Wednesday, October 16, 2013
TBE Bar/Bat Mitzvah Commentary: Matthew Greenbaum on Lech Lecha
Everyone knows that I am a big Yankees fan, and I can tell you that the Rabbi is an even bigger Red Sox fan. I am kind of relieved that the Yankees didn’t do as well as the Red Sox this year because I was nervous that the Rabbi would give me a hard time.
Let me start by quoting Jackie Robinson, one of the greatest baseball players, who also happened to have lived here in Stamford, "Life is not a spectator sport. If you're going to spend your whole life in the grandstand just watching what goes on, in my opinion you're wasting your life."
So what does this quote have to do with todays torah portion?
The portion starts with G-d telling Abraham to, “Lech Lecha,” “go forth from your native land to a land that I will show you.”
According to a Midrash, Abraham lived among idol worshipers, and in fact his dad owned an idol shop. Abraham thought it was weird that people were worshiping objects made by human hands. He had a different view and started to ask questions. The more he asked, the more he was convinced that idols couldn't be gods. He wondered: How could it be possible that all the beautiful things in the world could have come from an idol, which was made recently in his father's shop? As a result he was labeled a troublemaker and eventually put in prison for his ideas.
If Abraham was not willing to actively stand up for his belief in one g-d, he would have lived out his life in the city of Ur and his beliefs would have died with him. He would not have become the leader of the Jewish people, and I probably wouldn’t be giving this speech.
The name Lech Lecha, means “go for yourself.” I think this means that unless you are willing to leave your comfort zone and try new things you will not be able to grow and reach your full potential.
For me, I would rather be in the field playing, and risking making a mistake and the possibility of letting my team down, than taking the safer route of sitting on the bench or even worse not playing at all.
One of the reasons why God chose Abraham to be the leader of the Jewish people was because of his ability to resist the peer pressure to start worshiping idols. But his followers were not as strong as him, so Abraham needed to take them away to a place where there wouldn’t be as many bad influences.
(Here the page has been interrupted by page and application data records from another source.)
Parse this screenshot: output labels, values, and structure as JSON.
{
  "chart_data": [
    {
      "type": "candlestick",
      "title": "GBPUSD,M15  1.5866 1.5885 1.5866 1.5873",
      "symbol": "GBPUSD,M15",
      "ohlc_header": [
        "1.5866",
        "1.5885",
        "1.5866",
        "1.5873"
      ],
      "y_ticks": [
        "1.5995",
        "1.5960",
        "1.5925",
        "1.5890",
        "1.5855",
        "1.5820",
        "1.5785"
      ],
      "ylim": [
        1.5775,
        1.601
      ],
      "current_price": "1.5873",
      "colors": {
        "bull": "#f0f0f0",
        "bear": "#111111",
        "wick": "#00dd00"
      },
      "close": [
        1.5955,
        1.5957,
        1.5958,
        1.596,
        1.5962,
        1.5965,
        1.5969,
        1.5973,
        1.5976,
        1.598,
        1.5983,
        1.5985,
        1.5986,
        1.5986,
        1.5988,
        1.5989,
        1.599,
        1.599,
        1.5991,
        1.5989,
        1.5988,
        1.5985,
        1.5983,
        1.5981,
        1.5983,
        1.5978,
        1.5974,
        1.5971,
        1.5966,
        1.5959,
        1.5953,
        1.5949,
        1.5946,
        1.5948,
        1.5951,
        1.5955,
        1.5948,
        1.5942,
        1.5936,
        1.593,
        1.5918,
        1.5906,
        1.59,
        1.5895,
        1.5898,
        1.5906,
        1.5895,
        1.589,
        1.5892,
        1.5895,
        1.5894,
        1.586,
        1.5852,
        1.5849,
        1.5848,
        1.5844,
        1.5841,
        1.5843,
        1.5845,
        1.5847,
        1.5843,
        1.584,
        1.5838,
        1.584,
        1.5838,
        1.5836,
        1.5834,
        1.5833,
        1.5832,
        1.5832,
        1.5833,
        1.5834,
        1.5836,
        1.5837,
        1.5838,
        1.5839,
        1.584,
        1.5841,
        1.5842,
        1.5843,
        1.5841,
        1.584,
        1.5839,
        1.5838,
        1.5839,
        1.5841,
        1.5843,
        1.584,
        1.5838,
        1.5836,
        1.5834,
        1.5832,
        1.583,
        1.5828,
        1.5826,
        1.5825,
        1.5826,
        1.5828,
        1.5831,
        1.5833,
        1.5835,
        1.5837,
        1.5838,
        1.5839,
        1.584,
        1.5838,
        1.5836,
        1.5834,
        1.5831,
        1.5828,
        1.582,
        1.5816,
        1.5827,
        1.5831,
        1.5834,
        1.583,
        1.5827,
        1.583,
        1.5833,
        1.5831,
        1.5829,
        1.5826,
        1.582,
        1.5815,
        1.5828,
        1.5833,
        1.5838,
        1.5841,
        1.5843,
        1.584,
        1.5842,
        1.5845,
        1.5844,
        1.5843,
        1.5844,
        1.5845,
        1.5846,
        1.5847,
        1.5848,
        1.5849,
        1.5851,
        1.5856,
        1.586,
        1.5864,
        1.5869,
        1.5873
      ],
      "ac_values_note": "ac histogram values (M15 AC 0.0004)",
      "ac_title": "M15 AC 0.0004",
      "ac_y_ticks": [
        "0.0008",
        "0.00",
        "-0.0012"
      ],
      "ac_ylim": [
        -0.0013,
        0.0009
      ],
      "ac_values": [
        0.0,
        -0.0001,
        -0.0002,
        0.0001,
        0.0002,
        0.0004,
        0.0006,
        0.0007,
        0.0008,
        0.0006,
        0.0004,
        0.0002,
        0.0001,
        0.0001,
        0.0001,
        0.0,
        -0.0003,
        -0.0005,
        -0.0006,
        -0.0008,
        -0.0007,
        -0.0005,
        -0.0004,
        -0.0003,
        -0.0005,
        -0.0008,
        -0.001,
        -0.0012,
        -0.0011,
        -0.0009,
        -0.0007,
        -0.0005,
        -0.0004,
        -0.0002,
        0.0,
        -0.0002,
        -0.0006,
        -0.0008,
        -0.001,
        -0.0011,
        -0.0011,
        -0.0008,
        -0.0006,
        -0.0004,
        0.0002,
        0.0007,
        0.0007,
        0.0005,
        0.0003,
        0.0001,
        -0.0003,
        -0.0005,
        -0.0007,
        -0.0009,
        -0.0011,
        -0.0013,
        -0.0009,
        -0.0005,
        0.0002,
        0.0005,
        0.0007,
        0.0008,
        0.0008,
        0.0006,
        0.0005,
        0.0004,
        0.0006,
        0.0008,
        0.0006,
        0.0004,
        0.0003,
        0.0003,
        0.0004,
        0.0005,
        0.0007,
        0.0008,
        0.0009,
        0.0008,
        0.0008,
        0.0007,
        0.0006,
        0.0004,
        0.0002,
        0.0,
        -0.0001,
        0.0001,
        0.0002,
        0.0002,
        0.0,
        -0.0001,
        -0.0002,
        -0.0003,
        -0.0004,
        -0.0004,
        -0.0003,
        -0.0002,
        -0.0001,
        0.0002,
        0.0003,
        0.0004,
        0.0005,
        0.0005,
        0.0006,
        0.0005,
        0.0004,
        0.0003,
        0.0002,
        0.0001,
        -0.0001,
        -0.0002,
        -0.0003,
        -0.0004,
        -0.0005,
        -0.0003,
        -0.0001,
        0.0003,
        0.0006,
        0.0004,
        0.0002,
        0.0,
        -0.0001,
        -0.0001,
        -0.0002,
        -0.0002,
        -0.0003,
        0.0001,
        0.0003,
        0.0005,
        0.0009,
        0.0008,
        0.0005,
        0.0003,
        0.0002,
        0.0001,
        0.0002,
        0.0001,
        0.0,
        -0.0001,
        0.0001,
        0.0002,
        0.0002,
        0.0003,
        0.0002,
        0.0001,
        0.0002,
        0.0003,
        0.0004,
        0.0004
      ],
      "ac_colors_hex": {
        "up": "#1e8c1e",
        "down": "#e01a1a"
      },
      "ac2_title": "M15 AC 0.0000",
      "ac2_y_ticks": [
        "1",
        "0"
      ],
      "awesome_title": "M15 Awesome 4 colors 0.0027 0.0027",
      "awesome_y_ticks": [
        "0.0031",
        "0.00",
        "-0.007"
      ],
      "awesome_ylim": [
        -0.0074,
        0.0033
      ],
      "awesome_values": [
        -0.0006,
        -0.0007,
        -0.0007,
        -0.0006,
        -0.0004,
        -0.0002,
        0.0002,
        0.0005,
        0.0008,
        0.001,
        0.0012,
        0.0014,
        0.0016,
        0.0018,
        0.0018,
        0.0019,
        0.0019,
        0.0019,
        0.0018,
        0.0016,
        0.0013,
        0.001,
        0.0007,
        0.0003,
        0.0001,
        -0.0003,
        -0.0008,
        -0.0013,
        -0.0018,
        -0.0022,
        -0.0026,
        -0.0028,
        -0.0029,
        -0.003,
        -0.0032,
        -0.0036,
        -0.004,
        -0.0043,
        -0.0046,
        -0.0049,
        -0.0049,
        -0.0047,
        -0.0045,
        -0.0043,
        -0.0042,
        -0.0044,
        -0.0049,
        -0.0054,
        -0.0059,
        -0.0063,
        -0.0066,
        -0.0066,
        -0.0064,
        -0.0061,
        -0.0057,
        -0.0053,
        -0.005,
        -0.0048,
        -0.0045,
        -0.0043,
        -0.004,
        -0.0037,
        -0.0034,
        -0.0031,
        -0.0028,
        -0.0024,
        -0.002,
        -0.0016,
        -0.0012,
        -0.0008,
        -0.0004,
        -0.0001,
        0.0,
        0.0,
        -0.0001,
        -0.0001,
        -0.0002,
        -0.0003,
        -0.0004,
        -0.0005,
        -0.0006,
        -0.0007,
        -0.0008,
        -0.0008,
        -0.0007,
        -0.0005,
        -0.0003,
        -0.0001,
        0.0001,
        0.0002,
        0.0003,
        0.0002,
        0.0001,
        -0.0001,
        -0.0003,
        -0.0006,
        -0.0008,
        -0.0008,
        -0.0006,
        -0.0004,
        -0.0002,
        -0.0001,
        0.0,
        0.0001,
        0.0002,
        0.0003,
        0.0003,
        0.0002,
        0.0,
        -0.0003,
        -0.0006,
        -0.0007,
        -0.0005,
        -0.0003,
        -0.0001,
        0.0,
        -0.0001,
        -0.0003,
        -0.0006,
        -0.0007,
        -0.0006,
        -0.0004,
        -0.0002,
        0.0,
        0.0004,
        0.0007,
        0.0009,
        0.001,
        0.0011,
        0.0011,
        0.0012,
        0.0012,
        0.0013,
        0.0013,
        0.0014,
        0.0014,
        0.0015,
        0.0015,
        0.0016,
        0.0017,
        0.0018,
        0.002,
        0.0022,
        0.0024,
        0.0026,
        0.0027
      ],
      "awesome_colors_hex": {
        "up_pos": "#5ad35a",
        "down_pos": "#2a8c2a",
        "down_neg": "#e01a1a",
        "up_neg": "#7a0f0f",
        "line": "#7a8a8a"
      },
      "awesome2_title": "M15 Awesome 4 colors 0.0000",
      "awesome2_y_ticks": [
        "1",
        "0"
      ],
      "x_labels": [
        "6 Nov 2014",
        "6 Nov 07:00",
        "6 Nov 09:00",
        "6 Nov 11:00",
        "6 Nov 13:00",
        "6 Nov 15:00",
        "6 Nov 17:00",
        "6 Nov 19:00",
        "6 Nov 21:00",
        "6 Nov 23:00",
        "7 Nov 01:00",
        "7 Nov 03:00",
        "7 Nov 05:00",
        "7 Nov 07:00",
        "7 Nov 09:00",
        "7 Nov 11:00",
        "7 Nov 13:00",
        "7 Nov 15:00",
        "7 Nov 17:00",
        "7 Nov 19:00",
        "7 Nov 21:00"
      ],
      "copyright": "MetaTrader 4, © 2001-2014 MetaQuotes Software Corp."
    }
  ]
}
G-d chose Abraham to be the father of a great nation because of his action on behalf his beliefs.
The question then becomes, why didn't God have him stay and fight for his beliefs and try to get the people to change their ways?
I think this quote from Rashi sums it up.
Oy l’rasha, oy lish’chay’noh,” Woe to the wicked one, and woe to his neighbor.”
In other words, people who live among bad people will also become bad.
God was trying to teach a lesson. When you are faced with a situation where people are unwilling to change, there isn’t anything that a person can do and sometimes it is better to walk away. Abraham was in this situation and he left.
You need to go away from bad influences.
I can relate this in so many ways. For example, if I am surrounded with people that are not trying their hardest, I may be tempted to slack off. Fortunately that NEVER happens to me!
One of the things I like best (besides sports) is to travel. I always want to leave and go somewhere. One of the reasons why I like to travel is because of the many experiences and events that occur. I’ve learned through my trips that every journey to a place far away is also a trip that helps me to learn more about who I am and where I come from.
That’s why I am really looking forward to going on the class trip to Israel, which will be my biggest adventure yet.
Now lets come back to the topic of leaving your comfort zone. Over the summer my family hosted two Druze boys who came to the U.S. with the IDF widows and orphans organization. Druses are non Muslim Arabs that live in and support Israel. They were thirteen years old like me. I really respected the fact that they left the comfort of home to come to a place where they barely spoke the language.
So here is some advice, next time you have the choice between siting in the grandstands and playing in the field, chose to go to the field.
For my Mitzvah project, I will be volunteering at the friendship circle this year. The annual kick off event, Friendship Day, will take place tomorrow morning at Chabad, please join me there. For those of you who don’t know, the friendship circle pair’s teens and children with special needs.